::: TASK INPUTS
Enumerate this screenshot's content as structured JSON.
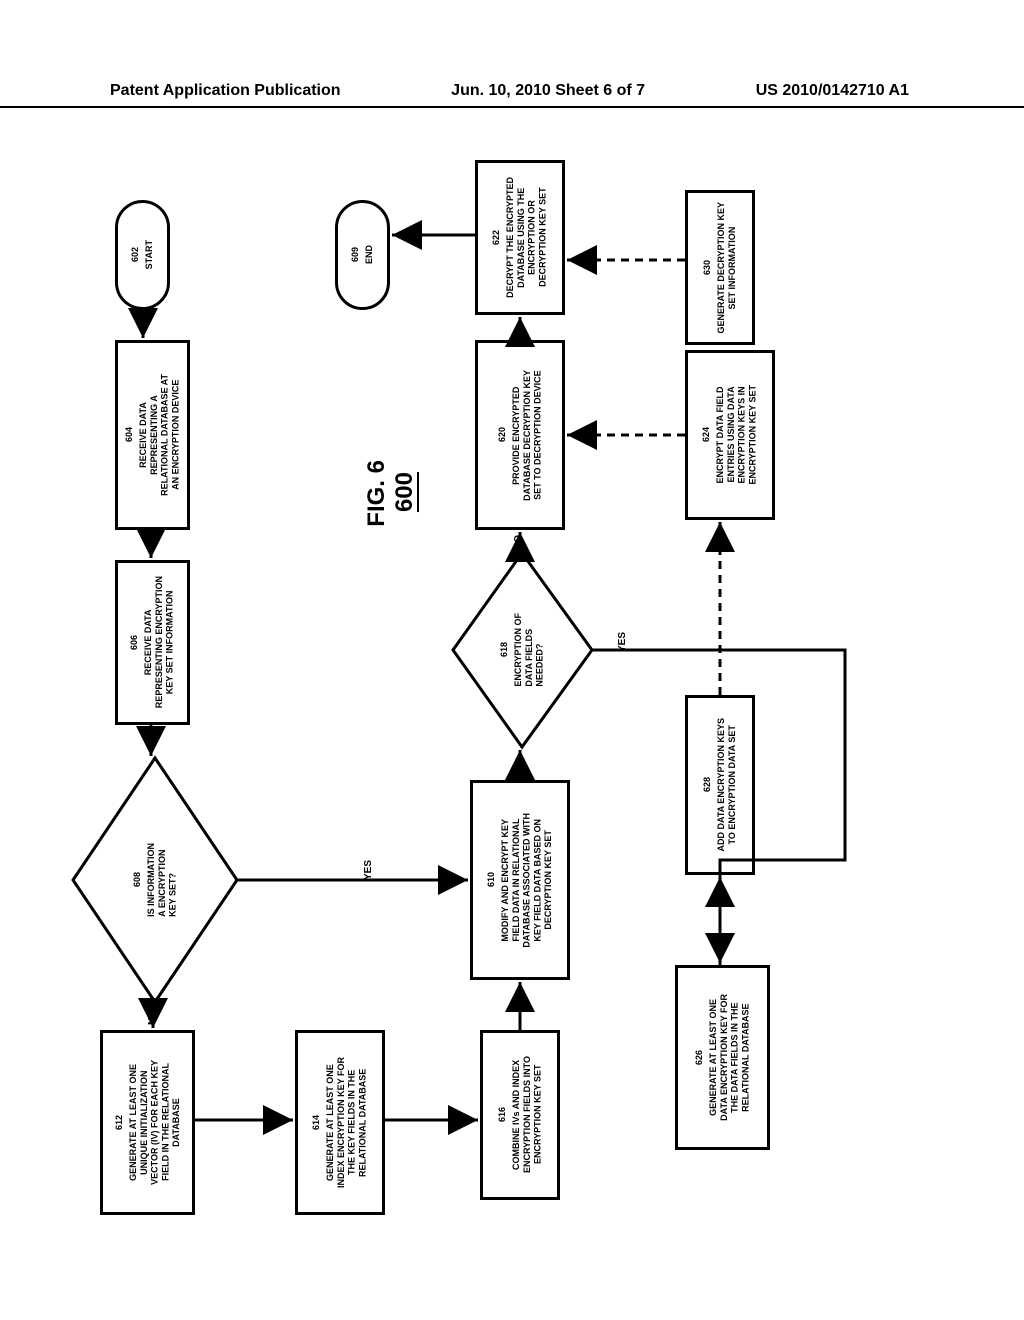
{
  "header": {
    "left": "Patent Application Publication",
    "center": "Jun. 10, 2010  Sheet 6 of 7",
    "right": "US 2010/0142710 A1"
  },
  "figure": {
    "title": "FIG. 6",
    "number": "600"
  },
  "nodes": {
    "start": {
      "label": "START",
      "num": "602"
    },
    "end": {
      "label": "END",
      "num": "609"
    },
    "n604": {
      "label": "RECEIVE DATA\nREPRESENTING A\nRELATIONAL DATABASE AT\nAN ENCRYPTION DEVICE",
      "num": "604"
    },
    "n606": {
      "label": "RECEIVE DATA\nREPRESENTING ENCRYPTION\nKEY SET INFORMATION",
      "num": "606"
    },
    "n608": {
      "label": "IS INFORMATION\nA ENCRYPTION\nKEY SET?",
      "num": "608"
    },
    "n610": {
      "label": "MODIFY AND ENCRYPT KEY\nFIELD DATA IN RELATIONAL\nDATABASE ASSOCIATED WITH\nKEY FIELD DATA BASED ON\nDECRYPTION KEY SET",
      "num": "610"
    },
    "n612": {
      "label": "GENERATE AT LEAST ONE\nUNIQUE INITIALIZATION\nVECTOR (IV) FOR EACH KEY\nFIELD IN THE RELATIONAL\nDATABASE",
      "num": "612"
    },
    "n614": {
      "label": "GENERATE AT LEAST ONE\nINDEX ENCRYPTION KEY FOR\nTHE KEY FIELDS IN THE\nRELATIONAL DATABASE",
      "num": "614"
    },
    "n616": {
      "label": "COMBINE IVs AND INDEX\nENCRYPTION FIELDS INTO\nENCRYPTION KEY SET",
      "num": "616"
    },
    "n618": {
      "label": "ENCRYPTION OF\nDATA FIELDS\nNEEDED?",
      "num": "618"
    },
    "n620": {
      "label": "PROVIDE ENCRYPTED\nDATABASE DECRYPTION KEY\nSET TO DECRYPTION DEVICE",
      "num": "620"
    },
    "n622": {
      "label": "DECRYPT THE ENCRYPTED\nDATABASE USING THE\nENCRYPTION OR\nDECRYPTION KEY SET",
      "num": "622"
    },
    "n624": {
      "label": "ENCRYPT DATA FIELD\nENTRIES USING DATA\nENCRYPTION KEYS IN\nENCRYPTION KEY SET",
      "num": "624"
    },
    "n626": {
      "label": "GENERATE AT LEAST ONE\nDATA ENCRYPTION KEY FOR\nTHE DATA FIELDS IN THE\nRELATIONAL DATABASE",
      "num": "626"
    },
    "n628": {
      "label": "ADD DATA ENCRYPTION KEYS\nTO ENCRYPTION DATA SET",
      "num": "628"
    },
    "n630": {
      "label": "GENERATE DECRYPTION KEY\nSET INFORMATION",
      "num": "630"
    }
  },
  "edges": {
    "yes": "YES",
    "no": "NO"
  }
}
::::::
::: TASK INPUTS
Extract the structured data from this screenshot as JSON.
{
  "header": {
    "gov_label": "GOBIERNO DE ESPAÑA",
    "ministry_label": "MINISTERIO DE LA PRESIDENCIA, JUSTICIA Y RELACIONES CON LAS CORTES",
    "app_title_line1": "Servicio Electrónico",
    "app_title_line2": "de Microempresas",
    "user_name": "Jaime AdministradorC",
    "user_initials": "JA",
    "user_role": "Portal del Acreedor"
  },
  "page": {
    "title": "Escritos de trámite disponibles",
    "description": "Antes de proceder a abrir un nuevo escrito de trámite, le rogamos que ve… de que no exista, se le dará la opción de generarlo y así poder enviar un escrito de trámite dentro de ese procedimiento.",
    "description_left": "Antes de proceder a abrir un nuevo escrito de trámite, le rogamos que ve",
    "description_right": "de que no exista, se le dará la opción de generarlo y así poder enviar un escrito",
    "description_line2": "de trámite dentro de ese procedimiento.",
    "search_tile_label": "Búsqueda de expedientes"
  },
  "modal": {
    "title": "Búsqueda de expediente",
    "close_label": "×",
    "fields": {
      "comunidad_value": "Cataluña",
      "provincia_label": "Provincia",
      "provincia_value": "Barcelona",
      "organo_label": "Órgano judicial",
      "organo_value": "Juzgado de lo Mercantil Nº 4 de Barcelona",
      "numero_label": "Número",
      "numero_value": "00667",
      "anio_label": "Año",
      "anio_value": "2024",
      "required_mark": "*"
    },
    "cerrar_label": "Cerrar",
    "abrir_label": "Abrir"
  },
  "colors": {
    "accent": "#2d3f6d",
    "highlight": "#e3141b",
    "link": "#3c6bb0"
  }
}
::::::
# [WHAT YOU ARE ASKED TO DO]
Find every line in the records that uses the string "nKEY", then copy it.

# [WRITTEN RESPONSE]
      "label": "RECEIVE DATA\nREPRESENTING ENCRYPTION\nKEY SET INFORMATION",
      "label": "IS INFORMATION\nA ENCRYPTION\nKEY SET?",
      "label": "MODIFY AND ENCRYPT KEY\nFIELD DATA IN RELATIONAL\nDATABASE ASSOCIATED WITH\nKEY FIELD DATA BASED ON\nDECRYPTION KEY SET",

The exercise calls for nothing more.